Problem to solve
Text in the records must be reproduced exactly, and pictures must be skipped.

Extracted entries
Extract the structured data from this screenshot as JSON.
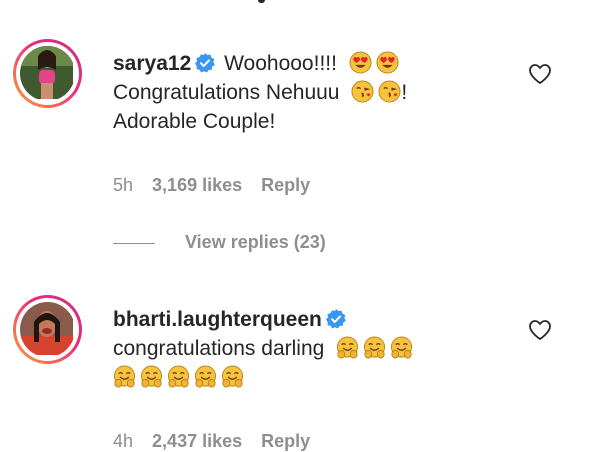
{
  "comments": [
    {
      "username": "sarya12",
      "verified": true,
      "text_line1": "Woohooo!!!!",
      "emojis_line1": [
        "heart-eyes",
        "heart-eyes"
      ],
      "text_line2": "Congratulations Nehuuu",
      "emojis_line2": [
        "kiss-face",
        "kiss-face"
      ],
      "text_line2_suffix": "!",
      "text_line3": "Adorable Couple!",
      "time": "5h",
      "likes": "3,169 likes",
      "reply_label": "Reply",
      "view_replies": "View replies (23)"
    },
    {
      "username": "bharti.laughterqueen",
      "verified": true,
      "text_line1": "congratulations darling",
      "emojis_line1": [
        "hug-face",
        "hug-face",
        "hug-face"
      ],
      "emojis_line2": [
        "hug-face",
        "hug-face",
        "hug-face",
        "hug-face",
        "hug-face"
      ],
      "time": "4h",
      "likes": "2,437 likes",
      "reply_label": "Reply"
    }
  ],
  "colors": {
    "text": "#262626",
    "secondary": "#8e8e8e",
    "verified_blue": "#3897f0",
    "emoji_yellow": "#f7c23c"
  }
}
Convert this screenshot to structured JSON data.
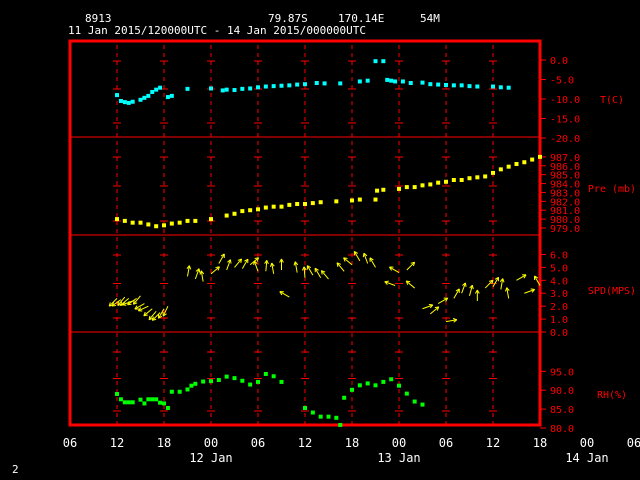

Response to the exercise
Extract the structured data from this screenshot as JSON.
{
  "comments": [
    {
      "username": "sarya12",
      "verified": true,
      "text_line1": "Woohooo!!!!",
      "emojis_line1": [
        "heart-eyes",
        "heart-eyes"
      ],
      "text_line2": "Congratulations Nehuuu",
      "emojis_line2": [
        "kiss-face",
        "kiss-face"
      ],
      "text_line2_suffix": "!",
      "text_line3": "Adorable Couple!",
      "time": "5h",
      "likes": "3,169 likes",
      "reply_label": "Reply",
      "view_replies": "View replies (23)"
    },
    {
      "username": "bharti.laughterqueen",
      "verified": true,
      "text_line1": "congratulations darling",
      "emojis_line1": [
        "hug-face",
        "hug-face",
        "hug-face"
      ],
      "emojis_line2": [
        "hug-face",
        "hug-face",
        "hug-face",
        "hug-face",
        "hug-face"
      ],
      "time": "4h",
      "likes": "2,437 likes",
      "reply_label": "Reply"
    }
  ],
  "colors": {
    "text": "#262626",
    "secondary": "#8e8e8e",
    "verified_blue": "#3897f0",
    "emoji_yellow": "#f7c23c"
  }
}
Convert this screenshot to structured JSON data.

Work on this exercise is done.